Thursday, September 20, 2018 — 4:00 PM EDT

**Bayesian Approaches to Dynamic Model Selection**

In many applications, investigators monitor processes that vary in space and time, with the goal of identifying temporally persistent and spatially localized departures from a baseline or ``normal" behavior. In this talk, I will first discuss a principled Bayesian approach for estimating time varying functional connectivity networks from brain fMRI data. Dynamic functional connectivity, i.e., the study of how interactions among brain regions change dynamically over the course of an fMRI experiment, has recently received wide interest in the neuroimaging literature. Our method utilizes a hidden Markov model for classification of latent neurological states, achieving estimation of the connectivity networks in an integrated framework that borrows strength over the entire time course of the experiment. Furthermore, we assume that the graph structures, which define the connectivity states at each time point, are related within a super-graph, to encourage the selection of the same edges among related graphs. Then, I will propose a Bayesian nonparametric model selection approach with an application to the monitoring of pneumonia and influenza (P&I) mortality, to detect influenza outbreaks in the continental United States. More specifically, we introduce a zero-inflated conditionally identically distributed species sampling prior which allows borrowing information across time and to assign data to clusters associated to either a null or an alternate process. Spatial dependences are accounted for by means of a Markov random field prior, which allows to inform the selection based on inferences conducted at nearby locations. We show how the proposed modeling framework performs in an application to the P&I mortality data and in a simulation study, and compare with common threshold methods for detecting outbreaks over time, with more recent Markov switching based models, and with other Bayesian nonparametric priors that do not take into account spatio-temporal dependence.
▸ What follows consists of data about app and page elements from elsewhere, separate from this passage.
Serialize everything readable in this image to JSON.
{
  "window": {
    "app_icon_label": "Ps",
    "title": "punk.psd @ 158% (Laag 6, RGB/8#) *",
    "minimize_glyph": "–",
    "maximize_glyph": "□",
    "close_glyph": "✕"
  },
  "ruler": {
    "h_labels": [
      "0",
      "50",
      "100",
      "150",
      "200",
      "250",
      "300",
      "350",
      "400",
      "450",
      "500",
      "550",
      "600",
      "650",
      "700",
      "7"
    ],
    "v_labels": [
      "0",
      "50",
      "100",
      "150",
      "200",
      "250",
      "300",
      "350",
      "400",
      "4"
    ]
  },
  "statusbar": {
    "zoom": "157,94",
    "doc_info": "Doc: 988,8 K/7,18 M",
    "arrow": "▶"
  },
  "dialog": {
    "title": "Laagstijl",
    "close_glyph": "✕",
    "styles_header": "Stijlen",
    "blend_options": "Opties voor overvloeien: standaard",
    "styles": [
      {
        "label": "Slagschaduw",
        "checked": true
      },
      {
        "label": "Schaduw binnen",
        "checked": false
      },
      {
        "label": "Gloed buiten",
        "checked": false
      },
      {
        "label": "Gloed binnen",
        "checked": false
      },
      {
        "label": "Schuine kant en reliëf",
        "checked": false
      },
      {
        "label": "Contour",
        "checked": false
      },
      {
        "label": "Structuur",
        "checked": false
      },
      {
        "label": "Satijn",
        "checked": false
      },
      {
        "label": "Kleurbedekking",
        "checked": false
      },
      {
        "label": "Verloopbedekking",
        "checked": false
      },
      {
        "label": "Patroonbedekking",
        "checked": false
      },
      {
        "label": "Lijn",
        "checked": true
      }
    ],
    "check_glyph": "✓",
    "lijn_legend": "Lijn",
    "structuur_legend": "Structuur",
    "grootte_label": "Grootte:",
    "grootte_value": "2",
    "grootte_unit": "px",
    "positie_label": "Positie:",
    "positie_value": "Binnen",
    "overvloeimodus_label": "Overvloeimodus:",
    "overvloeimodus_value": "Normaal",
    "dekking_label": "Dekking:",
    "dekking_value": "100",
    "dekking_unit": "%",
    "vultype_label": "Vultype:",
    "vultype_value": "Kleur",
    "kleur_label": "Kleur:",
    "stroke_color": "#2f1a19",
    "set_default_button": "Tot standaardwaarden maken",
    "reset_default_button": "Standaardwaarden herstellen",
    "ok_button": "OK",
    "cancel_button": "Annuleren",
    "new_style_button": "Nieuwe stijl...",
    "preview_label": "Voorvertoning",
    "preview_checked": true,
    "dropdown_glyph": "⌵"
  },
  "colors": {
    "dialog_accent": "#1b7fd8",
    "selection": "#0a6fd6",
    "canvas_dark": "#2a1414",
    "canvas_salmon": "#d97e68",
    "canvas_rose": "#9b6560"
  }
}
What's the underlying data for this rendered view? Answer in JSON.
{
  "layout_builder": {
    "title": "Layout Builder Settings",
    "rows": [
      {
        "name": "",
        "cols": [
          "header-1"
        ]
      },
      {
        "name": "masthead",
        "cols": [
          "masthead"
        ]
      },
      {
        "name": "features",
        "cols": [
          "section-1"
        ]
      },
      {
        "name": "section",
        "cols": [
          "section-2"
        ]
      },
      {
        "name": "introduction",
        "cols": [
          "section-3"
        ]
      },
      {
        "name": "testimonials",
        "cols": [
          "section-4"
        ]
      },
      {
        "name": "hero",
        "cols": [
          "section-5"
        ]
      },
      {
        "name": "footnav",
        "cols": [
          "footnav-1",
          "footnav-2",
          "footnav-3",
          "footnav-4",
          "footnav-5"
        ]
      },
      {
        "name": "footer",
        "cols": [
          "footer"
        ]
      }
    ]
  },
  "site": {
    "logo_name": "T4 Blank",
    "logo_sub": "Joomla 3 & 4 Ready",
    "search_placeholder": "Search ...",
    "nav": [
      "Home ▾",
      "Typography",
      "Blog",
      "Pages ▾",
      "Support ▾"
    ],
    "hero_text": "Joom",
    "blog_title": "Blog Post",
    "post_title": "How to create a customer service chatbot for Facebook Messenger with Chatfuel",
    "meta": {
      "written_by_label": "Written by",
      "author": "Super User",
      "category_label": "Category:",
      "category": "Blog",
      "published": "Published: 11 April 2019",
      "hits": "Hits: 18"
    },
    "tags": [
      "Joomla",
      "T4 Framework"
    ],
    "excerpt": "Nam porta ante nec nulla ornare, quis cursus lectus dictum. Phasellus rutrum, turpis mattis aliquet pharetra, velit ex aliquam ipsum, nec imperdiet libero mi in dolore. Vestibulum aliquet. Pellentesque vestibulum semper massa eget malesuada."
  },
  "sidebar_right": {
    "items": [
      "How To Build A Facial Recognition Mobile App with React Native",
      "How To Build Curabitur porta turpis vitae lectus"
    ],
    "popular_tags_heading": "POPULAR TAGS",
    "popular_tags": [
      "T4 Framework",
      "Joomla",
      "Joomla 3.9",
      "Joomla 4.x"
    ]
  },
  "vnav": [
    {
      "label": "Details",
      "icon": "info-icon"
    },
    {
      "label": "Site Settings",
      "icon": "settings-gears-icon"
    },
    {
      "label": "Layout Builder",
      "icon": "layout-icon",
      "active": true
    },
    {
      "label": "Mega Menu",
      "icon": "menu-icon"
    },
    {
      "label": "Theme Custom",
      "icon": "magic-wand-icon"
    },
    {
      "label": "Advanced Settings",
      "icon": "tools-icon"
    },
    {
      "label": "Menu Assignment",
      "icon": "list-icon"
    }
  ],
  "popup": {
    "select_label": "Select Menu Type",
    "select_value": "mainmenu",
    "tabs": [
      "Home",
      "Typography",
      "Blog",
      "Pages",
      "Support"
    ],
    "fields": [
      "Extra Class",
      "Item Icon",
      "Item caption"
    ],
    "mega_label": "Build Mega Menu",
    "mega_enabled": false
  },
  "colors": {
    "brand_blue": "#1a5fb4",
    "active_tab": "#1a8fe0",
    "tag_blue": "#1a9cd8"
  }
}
Thursday, October 4, 2018 — 4:00 PM EDT

**Methods for High Dimensional Compositional Data Analysis in Microbiome Studies**

Human microbiome studies using high throughput DNA sequencing generate compositional data with the absolute abundances of microbes not recoverable from sequence data alone. In compositional data analysis, each sample consists of proportions of various organisms with a unit sum constraint. This simple feature can lead traditional statistical methods when naively applied to produce errant results and spurious associations. In addition, microbiome sequence data sets are typically high dimensional, with the number of taxa much greater than the number of samples. These important features require further development of methods for analysis of high dimensional compositional data. This talk presents several latest developments in this area, including methods for estimating the compositions based on sparse count data, two-sample test for compositional vectors and regression analysis with compositional covariates. Several microbiome studies at the University of Pennsylvania are used to illustrate these methods and several open questions will be discussed.

Thursday, October 11, 2018 — 4:00 PM EDT

**Probabilistic approaches to mine association rules**

Mining association rules is an important and widely applied data mining technique for discovering patterns in large datasets. However, the used support-confidence framework has some often overlooked weaknesses. This talk introduces a simple stochastic model and shows how it can be used in association rule mining. We apply the model to simulate data for analyzing the behavior and shortcomings of confidence and other measures of interestingness (e.g., lift). Based on these findings, we develop a new model-driven approach to mine rules based on the notion of NB-frequent itemsets, and we define a measure of interestingness which controls for spurious rules and has a strong foundation in statistical testing theory.